Exercise objective -
Find the lines in the records that carry the word "random". Copy each one.

Provided data -
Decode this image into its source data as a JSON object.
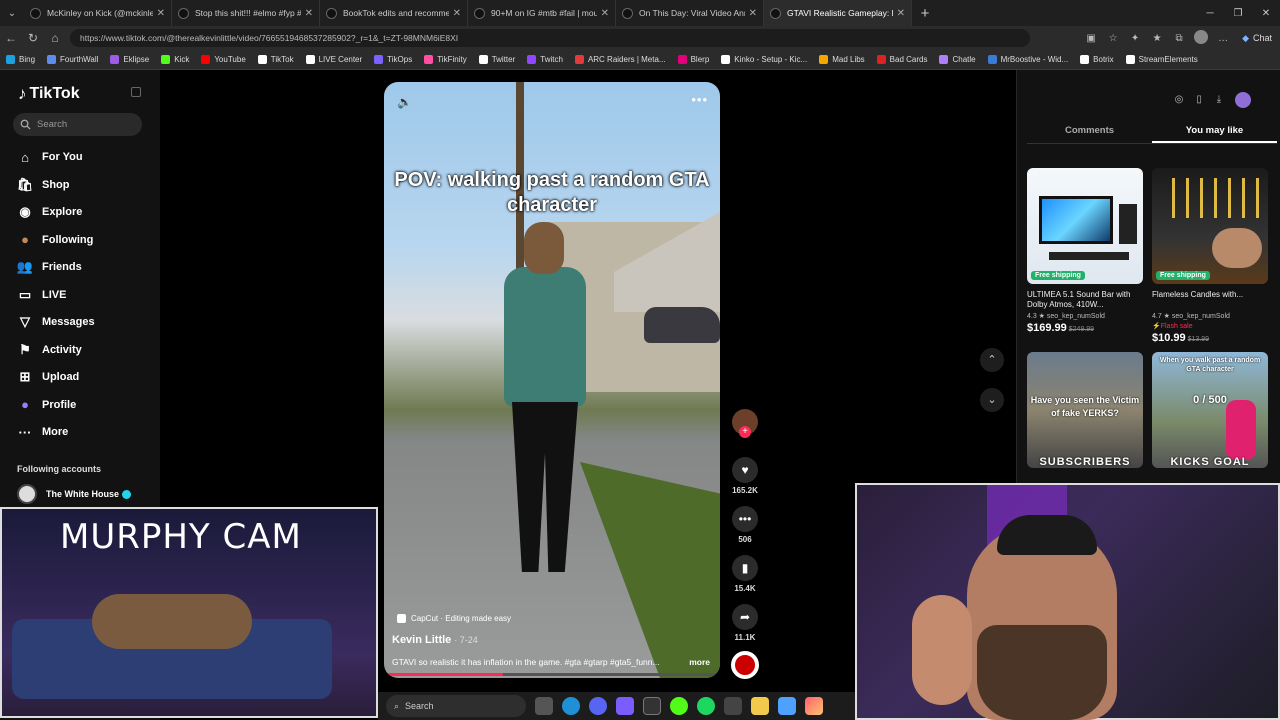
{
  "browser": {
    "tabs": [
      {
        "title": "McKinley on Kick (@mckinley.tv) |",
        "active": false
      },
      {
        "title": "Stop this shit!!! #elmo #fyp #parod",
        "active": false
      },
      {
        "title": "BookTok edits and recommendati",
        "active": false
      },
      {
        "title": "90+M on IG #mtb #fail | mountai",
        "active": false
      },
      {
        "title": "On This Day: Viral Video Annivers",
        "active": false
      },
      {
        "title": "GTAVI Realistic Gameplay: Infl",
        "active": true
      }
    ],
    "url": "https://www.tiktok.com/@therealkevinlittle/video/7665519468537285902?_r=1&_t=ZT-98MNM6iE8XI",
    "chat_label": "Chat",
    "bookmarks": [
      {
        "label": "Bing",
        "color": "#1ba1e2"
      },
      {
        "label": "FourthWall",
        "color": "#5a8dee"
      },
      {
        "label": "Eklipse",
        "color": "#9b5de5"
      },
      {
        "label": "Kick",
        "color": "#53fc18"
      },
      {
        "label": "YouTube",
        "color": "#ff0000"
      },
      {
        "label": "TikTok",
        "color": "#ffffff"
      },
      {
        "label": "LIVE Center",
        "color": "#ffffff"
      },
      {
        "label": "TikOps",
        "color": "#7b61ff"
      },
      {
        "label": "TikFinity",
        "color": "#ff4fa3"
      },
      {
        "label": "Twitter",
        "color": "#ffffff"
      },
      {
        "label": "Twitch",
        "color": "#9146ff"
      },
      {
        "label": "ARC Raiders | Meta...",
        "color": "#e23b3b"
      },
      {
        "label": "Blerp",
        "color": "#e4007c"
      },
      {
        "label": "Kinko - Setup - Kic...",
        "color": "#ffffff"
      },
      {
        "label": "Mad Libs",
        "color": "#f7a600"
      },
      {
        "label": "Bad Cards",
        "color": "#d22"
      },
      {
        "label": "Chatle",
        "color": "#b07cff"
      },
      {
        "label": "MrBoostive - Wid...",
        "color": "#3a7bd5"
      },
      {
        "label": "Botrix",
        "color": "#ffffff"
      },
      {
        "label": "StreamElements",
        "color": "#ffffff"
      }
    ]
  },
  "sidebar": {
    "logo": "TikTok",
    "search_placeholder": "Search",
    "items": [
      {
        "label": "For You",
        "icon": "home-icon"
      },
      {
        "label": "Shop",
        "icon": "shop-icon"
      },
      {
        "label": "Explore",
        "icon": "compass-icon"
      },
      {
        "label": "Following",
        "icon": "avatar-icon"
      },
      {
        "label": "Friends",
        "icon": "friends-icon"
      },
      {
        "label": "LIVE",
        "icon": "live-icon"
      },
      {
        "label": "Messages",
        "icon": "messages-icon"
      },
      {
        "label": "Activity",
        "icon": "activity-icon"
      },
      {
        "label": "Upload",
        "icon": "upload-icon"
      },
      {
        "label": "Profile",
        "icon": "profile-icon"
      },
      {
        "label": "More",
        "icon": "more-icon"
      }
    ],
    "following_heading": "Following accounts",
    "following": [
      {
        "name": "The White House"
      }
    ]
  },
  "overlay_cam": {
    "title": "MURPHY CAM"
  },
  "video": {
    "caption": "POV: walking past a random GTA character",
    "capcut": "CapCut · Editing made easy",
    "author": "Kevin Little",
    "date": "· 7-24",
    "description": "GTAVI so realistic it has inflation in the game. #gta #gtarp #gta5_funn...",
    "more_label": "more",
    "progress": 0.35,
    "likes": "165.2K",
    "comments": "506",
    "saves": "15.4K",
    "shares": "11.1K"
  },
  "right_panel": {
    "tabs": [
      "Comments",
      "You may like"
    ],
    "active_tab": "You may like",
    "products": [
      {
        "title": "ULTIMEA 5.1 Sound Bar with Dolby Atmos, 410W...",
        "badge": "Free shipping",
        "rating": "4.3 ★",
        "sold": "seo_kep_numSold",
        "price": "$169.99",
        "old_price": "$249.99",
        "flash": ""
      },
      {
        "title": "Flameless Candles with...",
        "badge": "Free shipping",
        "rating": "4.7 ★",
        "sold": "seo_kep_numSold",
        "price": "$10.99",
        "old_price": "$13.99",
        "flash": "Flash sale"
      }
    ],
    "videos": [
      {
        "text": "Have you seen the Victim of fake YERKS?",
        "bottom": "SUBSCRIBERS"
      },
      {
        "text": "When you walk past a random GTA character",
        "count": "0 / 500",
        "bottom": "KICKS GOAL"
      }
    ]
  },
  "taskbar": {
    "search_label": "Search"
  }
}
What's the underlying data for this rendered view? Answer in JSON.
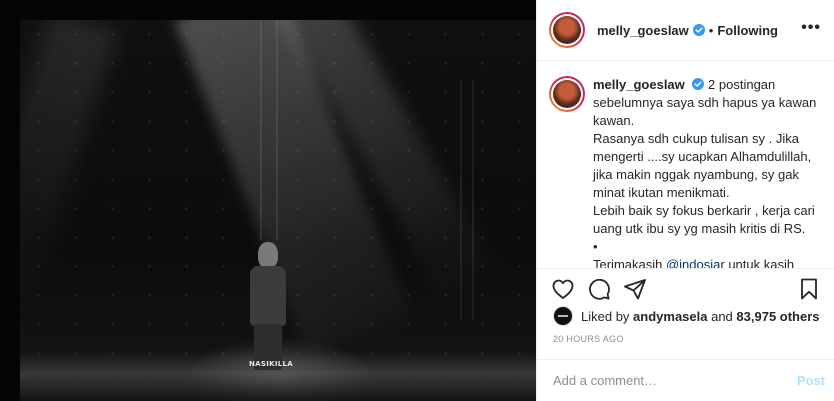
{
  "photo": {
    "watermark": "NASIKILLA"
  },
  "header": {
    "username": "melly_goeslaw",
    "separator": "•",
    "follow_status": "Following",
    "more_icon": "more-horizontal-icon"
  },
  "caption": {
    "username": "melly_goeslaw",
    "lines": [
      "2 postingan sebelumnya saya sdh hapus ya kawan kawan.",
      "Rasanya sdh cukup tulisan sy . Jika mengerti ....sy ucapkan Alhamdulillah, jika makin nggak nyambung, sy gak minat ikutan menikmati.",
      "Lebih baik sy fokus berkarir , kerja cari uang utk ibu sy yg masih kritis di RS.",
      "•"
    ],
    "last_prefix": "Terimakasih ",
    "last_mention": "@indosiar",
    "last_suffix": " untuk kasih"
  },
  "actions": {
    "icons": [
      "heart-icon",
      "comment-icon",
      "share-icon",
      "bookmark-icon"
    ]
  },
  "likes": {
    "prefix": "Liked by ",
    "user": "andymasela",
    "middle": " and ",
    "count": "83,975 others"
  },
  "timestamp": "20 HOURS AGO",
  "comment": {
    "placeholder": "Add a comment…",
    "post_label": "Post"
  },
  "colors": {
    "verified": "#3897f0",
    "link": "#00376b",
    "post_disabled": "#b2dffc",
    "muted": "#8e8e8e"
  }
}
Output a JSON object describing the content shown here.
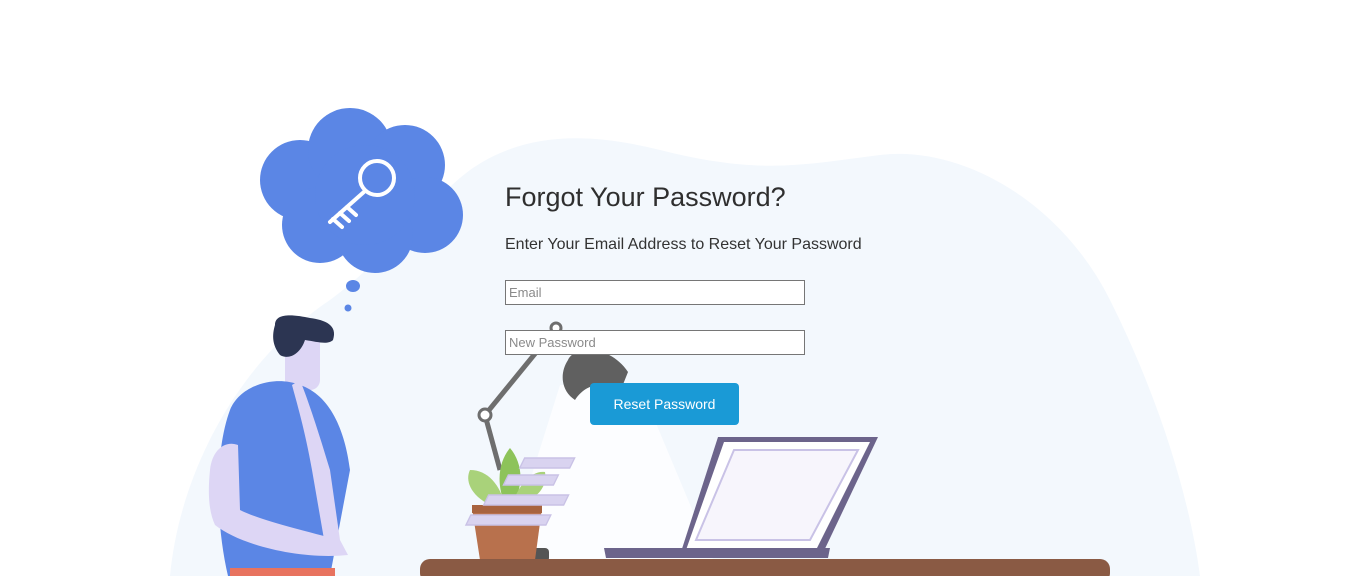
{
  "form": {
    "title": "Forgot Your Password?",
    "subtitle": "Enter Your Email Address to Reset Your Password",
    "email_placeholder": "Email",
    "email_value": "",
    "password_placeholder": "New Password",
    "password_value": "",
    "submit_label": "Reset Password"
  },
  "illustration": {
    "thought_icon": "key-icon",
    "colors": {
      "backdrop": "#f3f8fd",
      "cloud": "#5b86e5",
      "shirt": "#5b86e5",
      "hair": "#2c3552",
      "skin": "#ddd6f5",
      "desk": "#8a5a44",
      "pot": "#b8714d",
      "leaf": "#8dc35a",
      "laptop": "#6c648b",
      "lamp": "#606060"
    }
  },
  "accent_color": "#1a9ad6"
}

Expected answer -
    "caption": "POV: walking past a random GTA character",
        "text": "When you walk past a random GTA character",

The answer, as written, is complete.